The autopsy’s findings seem to contradict the testimony of a witness who told the police that he had seen Ball-Bey throw away his gun, run a short distance, and collapse in the front yard of the house. Police sources related the testimony to the St. Louis Post-Dispatch.
Jermaine Wooten, an attorney who represents Ball-Bey's family, says family members and numerous witnesses told him the 18-yard-old had been shot from behind, and that he did not have a gun at all.
"I told them, 'If you want me to represent you, don't lie to me. Did he have a gun?' And they all said, 'No,'” the Post-Dispatch quoted Wooten.
Police chief Sam Dotson said the wound's location neither proves nor disproves the contention of officers at the scene that Ball-Bey refused to drop a gun and pointed it at them before being shot.
"Just because he was shot in the back doesn't mean he was running away," Dotson said. "It could be, and I'm not saying that it doesn't mean that. I just don't know yet.”
Dotson said the full account of all the facts in Ball-Bey’s death will be presented to St. Louis Circuit Attorney Jennifer Joyce, who will press charges if she decides that a criminal violation took place. A copy of the police department’s final report will also be sent to Richard Callahan, the US attorney for eastern Missouri.
“I understand people's skepticism,” Dotson said Thursday, according to CBS News. “But don't let social media and innuendo drive what you believe to be true. You have to let the facts speak.”
Tensions have run high in the area since last August’s death of 18-year-old Michael Brown in nearby Ferguson. While the official investigation into Brown’s shooting upheld the officer’s account, a Department of Justice probe accused the city’s authorities and police of creating a “toxic environment” through institutional racism.
In October last year, an off-duty St. Louis police officer shot and killed 18-year-old Vonderrit Myers. The autopsy in that case showed that six of the eight shots that hit Myers had come from behind. Wooten, who represented Myers’ family in that case, argued that Myers never shot at the officer, or even had a gun. After the police produced a forensics report showing gunpowder residue on Myers’ hands, and three recovered bullets fired from a Smith & Wesson handgun found in his possession, the circuit attorney decided not to press charges against the officer.
St. Louis mayor Francis Slay appears to be standing by the police.
“The police were in this neighborhood doing their job,” he said at a meeting with a coalition of black ministers in Fountain Park.
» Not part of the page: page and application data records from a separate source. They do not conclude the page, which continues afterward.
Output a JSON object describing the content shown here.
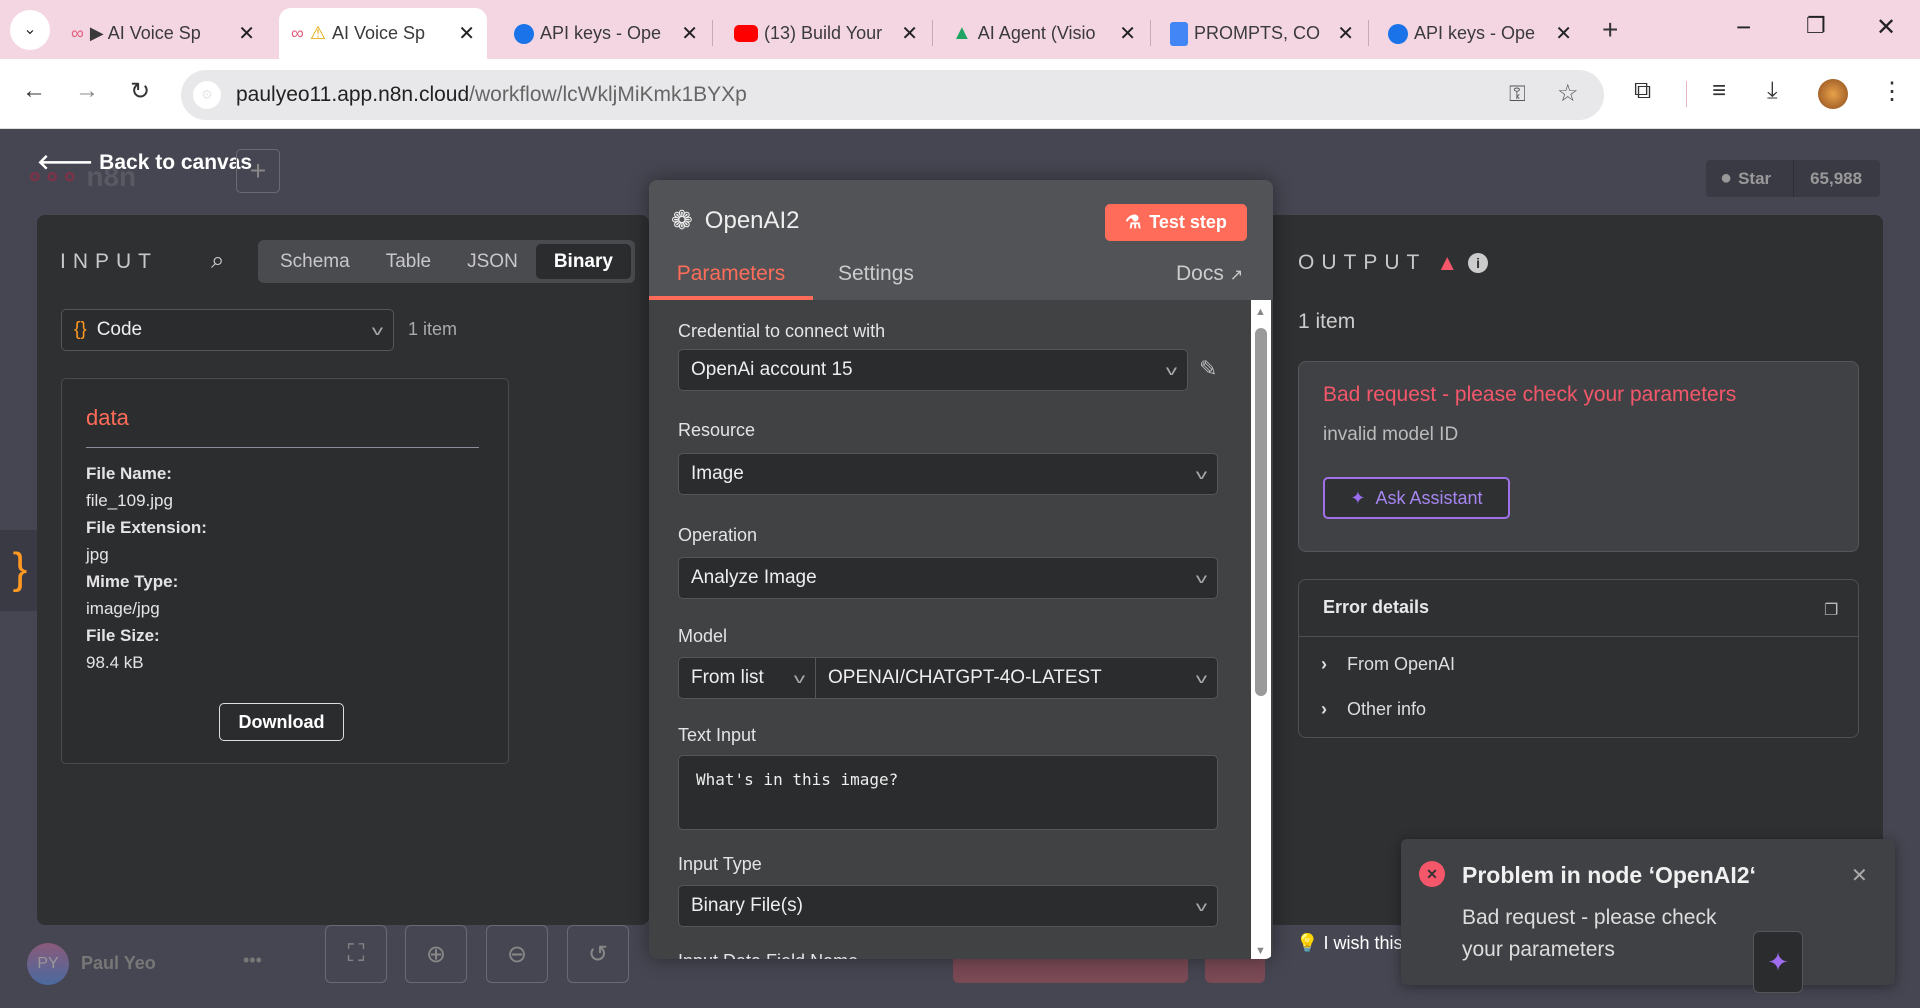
{
  "browser": {
    "tabs": [
      {
        "title": "▶ AI Voice Sp",
        "icon": "n8n-icon",
        "active": false
      },
      {
        "title": "AI Voice Sp",
        "icon": "warning-icon",
        "active": true
      },
      {
        "title": "API keys - Ope",
        "icon": "openai-icon",
        "active": false
      },
      {
        "title": "(13) Build Your",
        "icon": "youtube-icon",
        "active": false
      },
      {
        "title": "AI Agent (Visio",
        "icon": "google-drive-icon",
        "active": false
      },
      {
        "title": "PROMPTS, CO",
        "icon": "google-docs-icon",
        "active": false
      },
      {
        "title": "API keys - Ope",
        "icon": "openai-icon",
        "active": false
      }
    ],
    "url_host": "paulyeo11.app.n8n.cloud",
    "url_path": "/workflow/lcWkljMiKmk1BYXp"
  },
  "canvas": {
    "back_label": "Back to canvas",
    "logo_text": "n8n",
    "star_label": "Star",
    "star_count": "65,988",
    "user_initials": "PY",
    "user_name": "Paul Yeo",
    "wish_text": "I wish this"
  },
  "input": {
    "title": "INPUT",
    "views": [
      "Schema",
      "Table",
      "JSON",
      "Binary"
    ],
    "active_view": "Binary",
    "source_node": "Code",
    "item_count": "1 item",
    "binary": {
      "key": "data",
      "fields": [
        {
          "label": "File Name:",
          "value": "file_109.jpg"
        },
        {
          "label": "File Extension:",
          "value": "jpg"
        },
        {
          "label": "Mime Type:",
          "value": "image/jpg"
        },
        {
          "label": "File Size:",
          "value": "98.4 kB"
        }
      ],
      "download_label": "Download"
    }
  },
  "node": {
    "name": "OpenAI2",
    "test_step_label": "Test step",
    "tabs": [
      "Parameters",
      "Settings"
    ],
    "active_tab": "Parameters",
    "docs_label": "Docs",
    "params": {
      "credential_label": "Credential to connect with",
      "credential_value": "OpenAi account 15",
      "resource_label": "Resource",
      "resource_value": "Image",
      "operation_label": "Operation",
      "operation_value": "Analyze Image",
      "model_label": "Model",
      "model_mode": "From list",
      "model_value": "OPENAI/CHATGPT-4O-LATEST",
      "text_input_label": "Text Input",
      "text_input_value": "What's in this image?",
      "input_type_label": "Input Type",
      "input_type_value": "Binary File(s)",
      "next_label": "Input Data Field Name"
    }
  },
  "output": {
    "title": "OUTPUT",
    "item_count": "1 item",
    "error_title": "Bad request - please check your parameters",
    "error_message": "invalid model ID",
    "ask_assistant_label": "Ask Assistant",
    "error_details_label": "Error details",
    "details": [
      "From OpenAI",
      "Other info"
    ]
  },
  "toast": {
    "title": "Problem in node ‘OpenAI2‘",
    "message": "Bad request - please check your parameters"
  },
  "colors": {
    "accent": "#ff6d5a",
    "error": "#f4576a",
    "assistant": "#8b6cf6"
  }
}
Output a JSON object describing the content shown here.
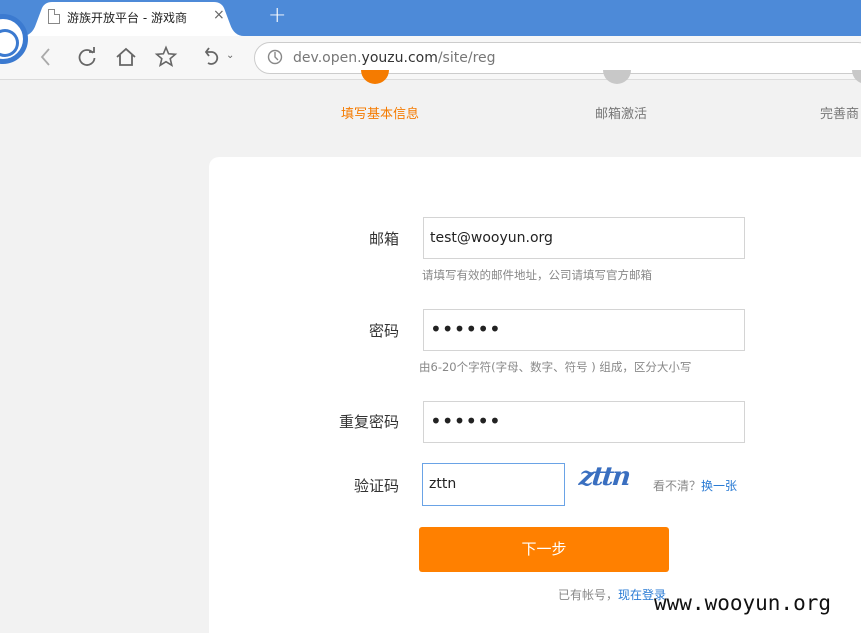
{
  "browser": {
    "tab_title": "游族开放平台 - 游戏商",
    "tab_close": "×",
    "new_tab": "+",
    "address_prefix": "dev.open.",
    "address_domain": "youzu.com",
    "address_suffix": "/site/reg"
  },
  "steps": [
    {
      "label": "填写基本信息",
      "active": true
    },
    {
      "label": "邮箱激活",
      "active": false
    },
    {
      "label": "完善商",
      "active": false
    }
  ],
  "form": {
    "email_label": "邮箱",
    "email_value": "test@wooyun.org",
    "email_hint": "请填写有效的邮件地址，公司请填写官方邮箱",
    "password_label": "密码",
    "password_value": "••••••",
    "password_hint": "由6-20个字符(字母、数字、符号 ) 组成，区分大小写",
    "confirm_label": "重复密码",
    "confirm_value": "••••••",
    "captcha_label": "验证码",
    "captcha_value": "zttn",
    "captcha_image_text": "zttn",
    "captcha_help_text": "看不清？",
    "captcha_refresh_link": "换一张",
    "submit_label": "下一步",
    "login_prompt": "已有帐号，",
    "login_link": "现在登录"
  },
  "watermark": "www.wooyun.org",
  "colors": {
    "accent": "#ff8000",
    "link": "#2a7bd4",
    "tabbar": "#4d8ad8"
  }
}
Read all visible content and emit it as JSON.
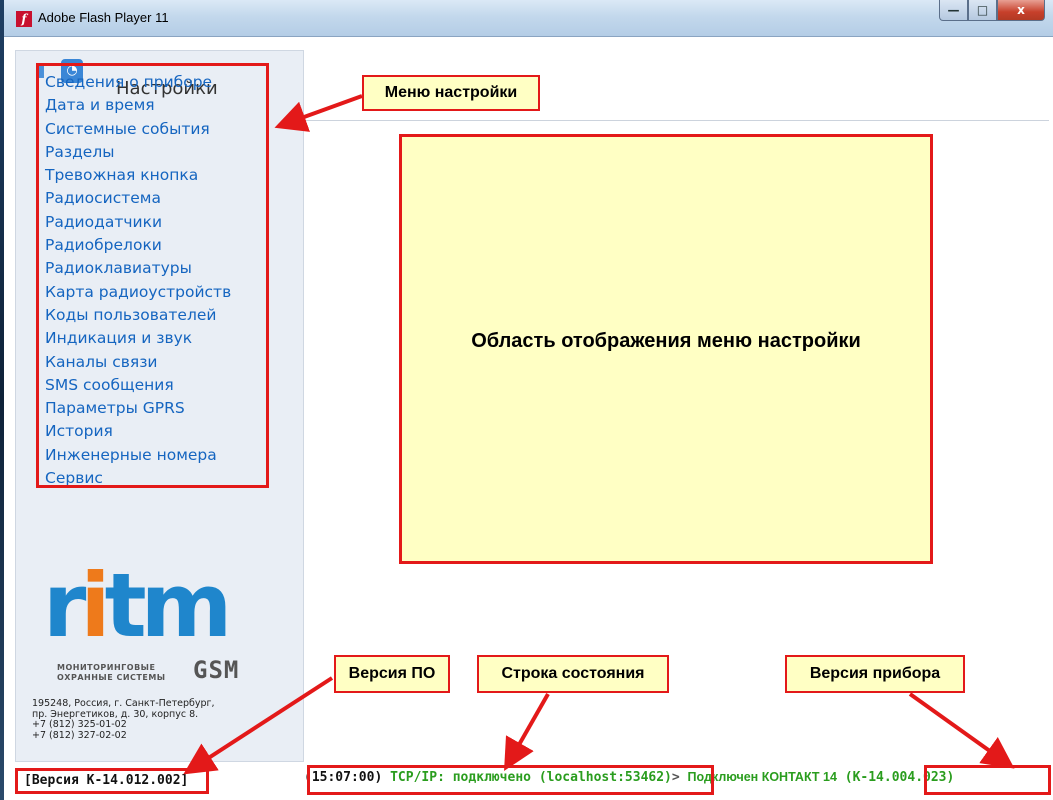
{
  "window": {
    "title": "Adobe Flash Player 11",
    "buttons": {
      "minimize": "—",
      "maximize": "□",
      "close": "x"
    }
  },
  "sidebar": {
    "title": "Настройки",
    "top_icons": [
      "usb-icon",
      "rss-icon"
    ],
    "menu_items": [
      "Сведения о приборе",
      "Дата и время",
      "Системные события",
      "Разделы",
      "Тревожная кнопка",
      "Радиосистема",
      "Радиодатчики",
      "Радиобрелоки",
      "Радиоклавиатуры",
      "Карта радиоустройств",
      "Коды пользователей",
      "Индикация и звук",
      "Каналы связи",
      "SMS сообщения",
      "Параметры GPRS",
      "История",
      "Инженерные номера",
      "Сервис"
    ],
    "logo": {
      "r": "r",
      "i": "i",
      "t": "t",
      "m": "m",
      "subtitle_line1": "МОНИТОРИНГОВЫЕ",
      "subtitle_line2": "ОХРАННЫЕ СИСТЕМЫ",
      "gsm": "GSM"
    },
    "address": [
      "195248, Россия, г. Санкт-Петербург,",
      "пр. Энергетиков, д. 30, корпус 8.",
      "+7 (812) 325-01-02",
      "+7 (812) 327-02-02"
    ],
    "sw_version": "[Версия К-14.012.002]"
  },
  "main": {
    "display_text": "Область отображения меню настройки"
  },
  "callouts": {
    "menu_settings": "Меню настройки",
    "sw_version": "Версия ПО",
    "status_line": "Строка состояния",
    "device_version": "Версия прибора"
  },
  "status_bar": {
    "time": "(15:07:00)",
    "tcp": "TCP/IP: подключено (localhost:53462)",
    "separator": ">",
    "connected": "Подключен КОНТАКТ 14",
    "device_version": "(К-14.004.023)"
  },
  "colors": {
    "accent_red": "#e31919",
    "link_blue": "#1565c0",
    "status_green": "#2a9d1e",
    "callout_fill": "#ffffc4",
    "logo_blue": "#1f86cc",
    "logo_orange": "#ee7a1b"
  }
}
The troubled neighborhood has a reputation for crime, drugs and violence. A 93-year-old man was robbed on Monday when he stopped in Fountain Park to ask for directions. He had fought in WW2 as one of the Tuskegee Airmen, a famous African-American fighter squadron.